With the images set aside, retype every record below character for character.

Stored dataset items:

____________

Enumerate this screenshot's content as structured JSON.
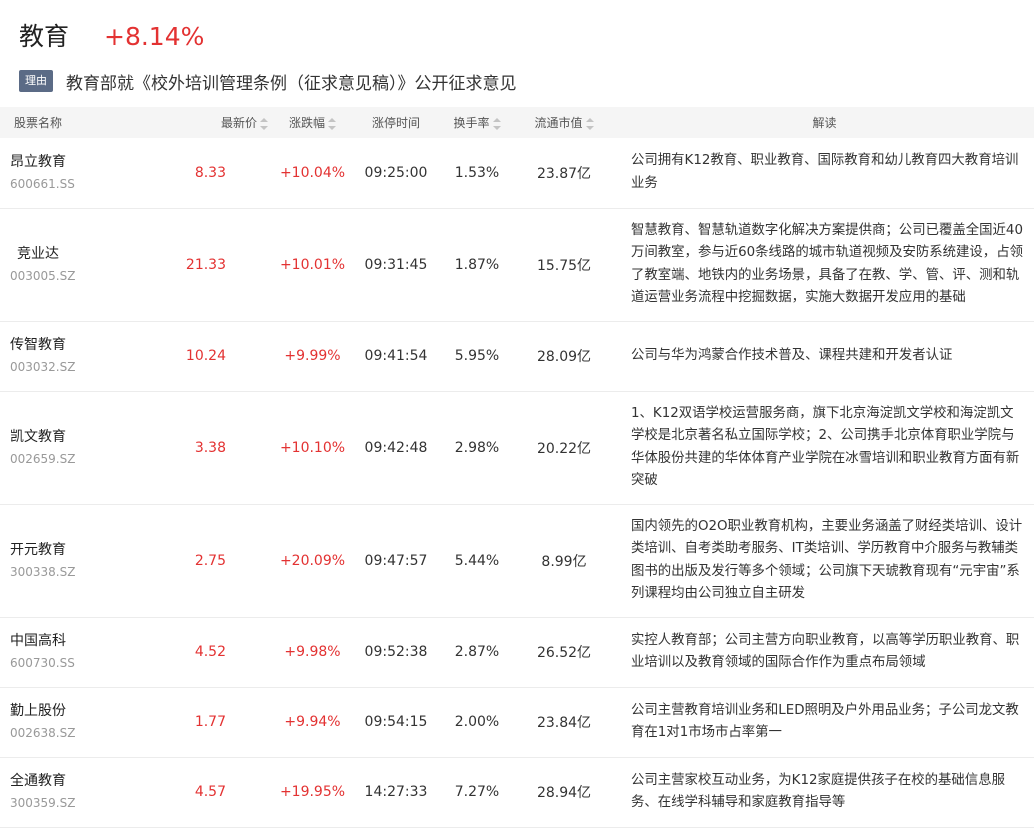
{
  "sector": {
    "name": "教育",
    "change": "+8.14%",
    "reason_badge": "理由",
    "reason_text": "教育部就《校外培训管理条例（征求意见稿）》公开征求意见"
  },
  "table": {
    "headers": {
      "name": "股票名称",
      "price": "最新价",
      "change": "涨跌幅",
      "limit_time": "涨停时间",
      "turnover": "换手率",
      "market_cap": "流通市值",
      "interpretation": "解读"
    },
    "rows": [
      {
        "name": "昂立教育",
        "code": "600661.SS",
        "price": "8.33",
        "change": "+10.04%",
        "time": "09:25:00",
        "turnover": "1.53%",
        "cap": "23.87亿",
        "desc": "公司拥有K12教育、职业教育、国际教育和幼儿教育四大教育培训业务"
      },
      {
        "name": "竞业达",
        "code": "003005.SZ",
        "price": "21.33",
        "change": "+10.01%",
        "time": "09:31:45",
        "turnover": "1.87%",
        "cap": "15.75亿",
        "desc": "智慧教育、智慧轨道数字化解决方案提供商；公司已覆盖全国近40万间教室，参与近60条线路的城市轨道视频及安防系统建设，占领了教室端、地铁内的业务场景，具备了在教、学、管、评、测和轨道运营业务流程中挖掘数据，实施大数据开发应用的基础"
      },
      {
        "name": "传智教育",
        "code": "003032.SZ",
        "price": "10.24",
        "change": "+9.99%",
        "time": "09:41:54",
        "turnover": "5.95%",
        "cap": "28.09亿",
        "desc": "公司与华为鸿蒙合作技术普及、课程共建和开发者认证"
      },
      {
        "name": "凯文教育",
        "code": "002659.SZ",
        "price": "3.38",
        "change": "+10.10%",
        "time": "09:42:48",
        "turnover": "2.98%",
        "cap": "20.22亿",
        "desc": "1、K12双语学校运营服务商，旗下北京海淀凯文学校和海淀凯文学校是北京著名私立国际学校；2、公司携手北京体育职业学院与华体股份共建的华体体育产业学院在冰雪培训和职业教育方面有新突破"
      },
      {
        "name": "开元教育",
        "code": "300338.SZ",
        "price": "2.75",
        "change": "+20.09%",
        "time": "09:47:57",
        "turnover": "5.44%",
        "cap": "8.99亿",
        "desc": "国内领先的O2O职业教育机构，主要业务涵盖了财经类培训、设计类培训、自考类助考服务、IT类培训、学历教育中介服务与教辅类图书的出版及发行等多个领域；公司旗下天琥教育现有“元宇宙”系列课程均由公司独立自主研发"
      },
      {
        "name": "中国高科",
        "code": "600730.SS",
        "price": "4.52",
        "change": "+9.98%",
        "time": "09:52:38",
        "turnover": "2.87%",
        "cap": "26.52亿",
        "desc": "实控人教育部；公司主营方向职业教育，以高等学历职业教育、职业培训以及教育领域的国际合作作为重点布局领域"
      },
      {
        "name": "勤上股份",
        "code": "002638.SZ",
        "price": "1.77",
        "change": "+9.94%",
        "time": "09:54:15",
        "turnover": "2.00%",
        "cap": "23.84亿",
        "desc": "公司主营教育培训业务和LED照明及户外用品业务；子公司龙文教育在1对1市场市占率第一"
      },
      {
        "name": "全通教育",
        "code": "300359.SZ",
        "price": "4.57",
        "change": "+19.95%",
        "time": "14:27:33",
        "turnover": "7.27%",
        "cap": "28.94亿",
        "desc": "公司主营家校互动业务，为K12家庭提供孩子在校的基础信息服务、在线学科辅导和家庭教育指导等"
      }
    ]
  },
  "colors": {
    "up": "#e33232",
    "badge": "#5b6b86"
  },
  "icons": {
    "sort": "sort-arrows-icon"
  }
}
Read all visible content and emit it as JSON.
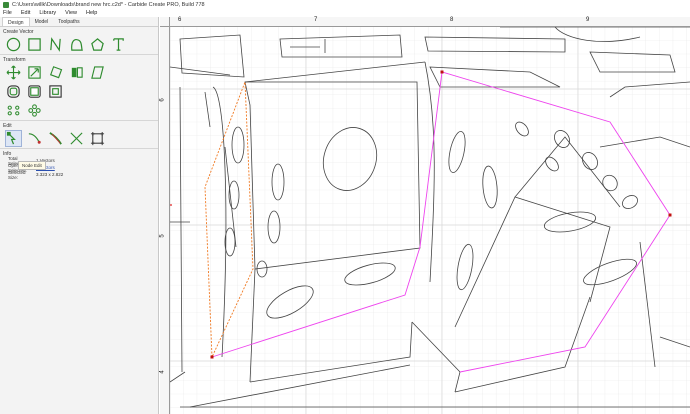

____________

▶ [Written answer]
Enumerate this screenshot's content as structured JSON.
{
  "sector": {
    "name": "教育",
    "change": "+8.14%",
    "reason_badge": "理由",
    "reason_text": "教育部就《校外培训管理条例（征求意见稿）》公开征求意见"
  },
  "table": {
    "headers": {
      "name": "股票名称",
      "price": "最新价",
      "change": "涨跌幅",
      "limit_time": "涨停时间",
      "turnover": "换手率",
      "market_cap": "流通市值",
      "interpretation": "解读"
    },
    "rows": [
      {
        "name": "昂立教育",
        "code": "600661.SS",
        "price": "8.33",
        "change": "+10.04%",
        "time": "09:25:00",
        "turnover": "1.53%",
        "cap": "23.87亿",
        "desc": "公司拥有K12教育、职业教育、国际教育和幼儿教育四大教育培训业务"
      },
      {
        "name": "竞业达",
        "code": "003005.SZ",
        "price": "21.33",
        "change": "+10.01%",
        "time": "09:31:45",
        "turnover": "1.87%",
        "cap": "15.75亿",
        "desc": "智慧教育、智慧轨道数字化解决方案提供商；公司已覆盖全国近40万间教室，参与近60条线路的城市轨道视频及安防系统建设，占领了教室端、地铁内的业务场景，具备了在教、学、管、评、测和轨道运营业务流程中挖掘数据，实施大数据开发应用的基础"
      },
      {
        "name": "传智教育",
        "code": "003032.SZ",
        "price": "10.24",
        "change": "+9.99%",
        "time": "09:41:54",
        "turnover": "5.95%",
        "cap": "28.09亿",
        "desc": "公司与华为鸿蒙合作技术普及、课程共建和开发者认证"
      },
      {
        "name": "凯文教育",
        "code": "002659.SZ",
        "price": "3.38",
        "change": "+10.10%",
        "time": "09:42:48",
        "turnover": "2.98%",
        "cap": "20.22亿",
        "desc": "1、K12双语学校运营服务商，旗下北京海淀凯文学校和海淀凯文学校是北京著名私立国际学校；2、公司携手北京体育职业学院与华体股份共建的华体体育产业学院在冰雪培训和职业教育方面有新突破"
      },
      {
        "name": "开元教育",
        "code": "300338.SZ",
        "price": "2.75",
        "change": "+20.09%",
        "time": "09:47:57",
        "turnover": "5.44%",
        "cap": "8.99亿",
        "desc": "国内领先的O2O职业教育机构，主要业务涵盖了财经类培训、设计类培训、自考类助考服务、IT类培训、学历教育中介服务与教辅类图书的出版及发行等多个领域；公司旗下天琥教育现有“元宇宙”系列课程均由公司独立自主研发"
      },
      {
        "name": "中国高科",
        "code": "600730.SS",
        "price": "4.52",
        "change": "+9.98%",
        "time": "09:52:38",
        "turnover": "2.87%",
        "cap": "26.52亿",
        "desc": "实控人教育部；公司主营方向职业教育，以高等学历职业教育、职业培训以及教育领域的国际合作作为重点布局领域"
      },
      {
        "name": "勤上股份",
        "code": "002638.SZ",
        "price": "1.77",
        "change": "+9.94%",
        "time": "09:54:15",
        "turnover": "2.00%",
        "cap": "23.84亿",
        "desc": "公司主营教育培训业务和LED照明及户外用品业务；子公司龙文教育在1对1市场市占率第一"
      },
      {
        "name": "全通教育",
        "code": "300359.SZ",
        "price": "4.57",
        "change": "+19.95%",
        "time": "14:27:33",
        "turnover": "7.27%",
        "cap": "28.94亿",
        "desc": "公司主营家校互动业务，为K12家庭提供孩子在校的基础信息服务、在线学科辅导和家庭教育指导等"
      }
    ]
  },
  "colors": {
    "up": "#e33232",
    "badge": "#5b6b86"
  },
  "icons": {
    "sort": "sort-arrows-icon"
  }
}
Read all visible content and emit it as JSON.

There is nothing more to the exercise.